[WORK INSTRUCTION]: Each entry below is to be given again word for word, with no pictures.

[RECORDS FOR THE TASK]:
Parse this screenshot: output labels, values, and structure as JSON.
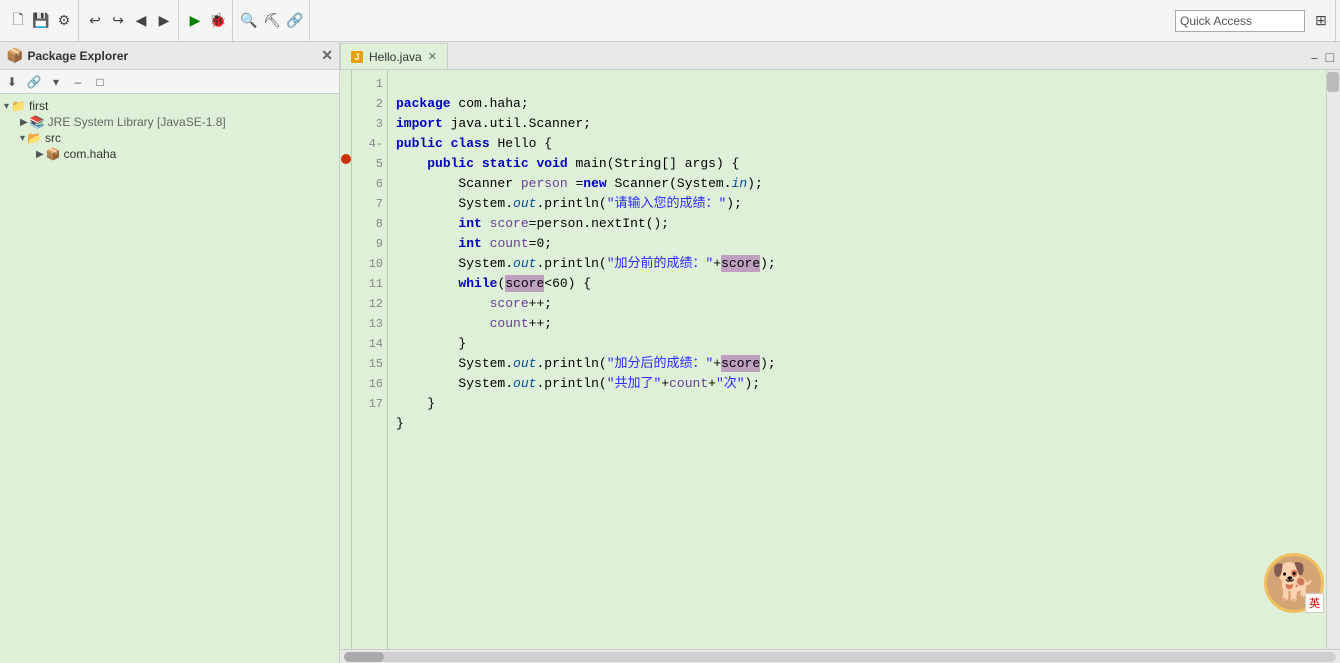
{
  "toolbar": {
    "quick_access_placeholder": "Quick Access"
  },
  "package_explorer": {
    "title": "Package Explorer",
    "tree": [
      {
        "id": "first",
        "label": "first",
        "indent": 0,
        "icon": "project",
        "expanded": true
      },
      {
        "id": "jre",
        "label": "JRE System Library [JavaSE-1.8]",
        "indent": 1,
        "icon": "library",
        "expanded": false
      },
      {
        "id": "src",
        "label": "src",
        "indent": 1,
        "icon": "folder",
        "expanded": true
      },
      {
        "id": "com.haha",
        "label": "com.haha",
        "indent": 2,
        "icon": "package",
        "expanded": false
      }
    ]
  },
  "editor": {
    "tab_label": "Hello.java",
    "lines": [
      {
        "num": 1,
        "content": "package com.haha;"
      },
      {
        "num": 2,
        "content": "import java.util.Scanner;"
      },
      {
        "num": 3,
        "content": "public class Hello {"
      },
      {
        "num": 4,
        "content": "    public static void main(String[] args) {"
      },
      {
        "num": 5,
        "content": "        Scanner person =new Scanner(System.in);"
      },
      {
        "num": 6,
        "content": "        System.out.println(\"请输入您的成绩：\");"
      },
      {
        "num": 7,
        "content": "        int score=person.nextInt();"
      },
      {
        "num": 8,
        "content": "        int count=0;"
      },
      {
        "num": 9,
        "content": "        System.out.println(\"加分前的成绩：\"+score);"
      },
      {
        "num": 10,
        "content": "        while(score<60) {"
      },
      {
        "num": 11,
        "content": "            score++;"
      },
      {
        "num": 12,
        "content": "            count++;"
      },
      {
        "num": 13,
        "content": "        }"
      },
      {
        "num": 14,
        "content": "        System.out.println(\"加分后的成绩：\"+score);"
      },
      {
        "num": 15,
        "content": "        System.out.println(\"共加了\"+count+\"次\");"
      },
      {
        "num": 16,
        "content": "    }"
      },
      {
        "num": 17,
        "content": "}"
      }
    ]
  }
}
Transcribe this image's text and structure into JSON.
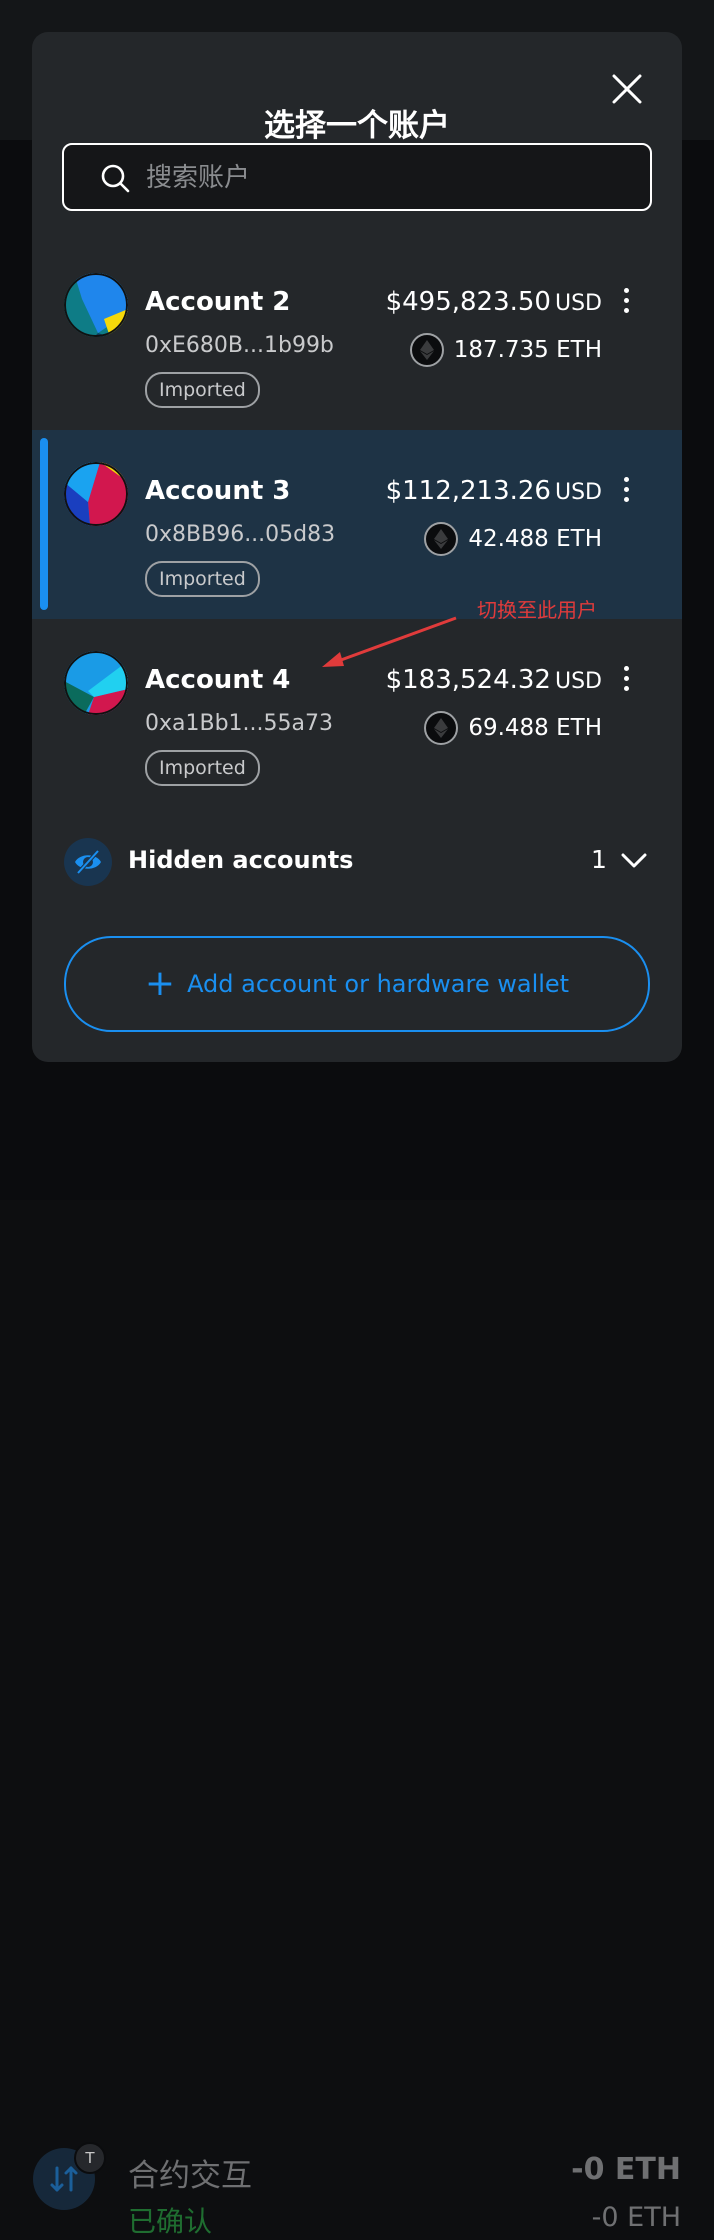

[TASK SOLUTION]:
Parse this screenshot: output labels, values, and structure as JSON.
{
  "toolbar": {
    "quick_access_placeholder": "Quick Access"
  },
  "package_explorer": {
    "title": "Package Explorer",
    "tree": [
      {
        "id": "first",
        "label": "first",
        "indent": 0,
        "icon": "project",
        "expanded": true
      },
      {
        "id": "jre",
        "label": "JRE System Library [JavaSE-1.8]",
        "indent": 1,
        "icon": "library",
        "expanded": false
      },
      {
        "id": "src",
        "label": "src",
        "indent": 1,
        "icon": "folder",
        "expanded": true
      },
      {
        "id": "com.haha",
        "label": "com.haha",
        "indent": 2,
        "icon": "package",
        "expanded": false
      }
    ]
  },
  "editor": {
    "tab_label": "Hello.java",
    "lines": [
      {
        "num": 1,
        "content": "package com.haha;"
      },
      {
        "num": 2,
        "content": "import java.util.Scanner;"
      },
      {
        "num": 3,
        "content": "public class Hello {"
      },
      {
        "num": 4,
        "content": "    public static void main(String[] args) {"
      },
      {
        "num": 5,
        "content": "        Scanner person =new Scanner(System.in);"
      },
      {
        "num": 6,
        "content": "        System.out.println(\"请输入您的成绩：\");"
      },
      {
        "num": 7,
        "content": "        int score=person.nextInt();"
      },
      {
        "num": 8,
        "content": "        int count=0;"
      },
      {
        "num": 9,
        "content": "        System.out.println(\"加分前的成绩：\"+score);"
      },
      {
        "num": 10,
        "content": "        while(score<60) {"
      },
      {
        "num": 11,
        "content": "            score++;"
      },
      {
        "num": 12,
        "content": "            count++;"
      },
      {
        "num": 13,
        "content": "        }"
      },
      {
        "num": 14,
        "content": "        System.out.println(\"加分后的成绩：\"+score);"
      },
      {
        "num": 15,
        "content": "        System.out.println(\"共加了\"+count+\"次\");"
      },
      {
        "num": 16,
        "content": "    }"
      },
      {
        "num": 17,
        "content": "}"
      }
    ]
  }
}
Transcribe this image's text and structure into JSON.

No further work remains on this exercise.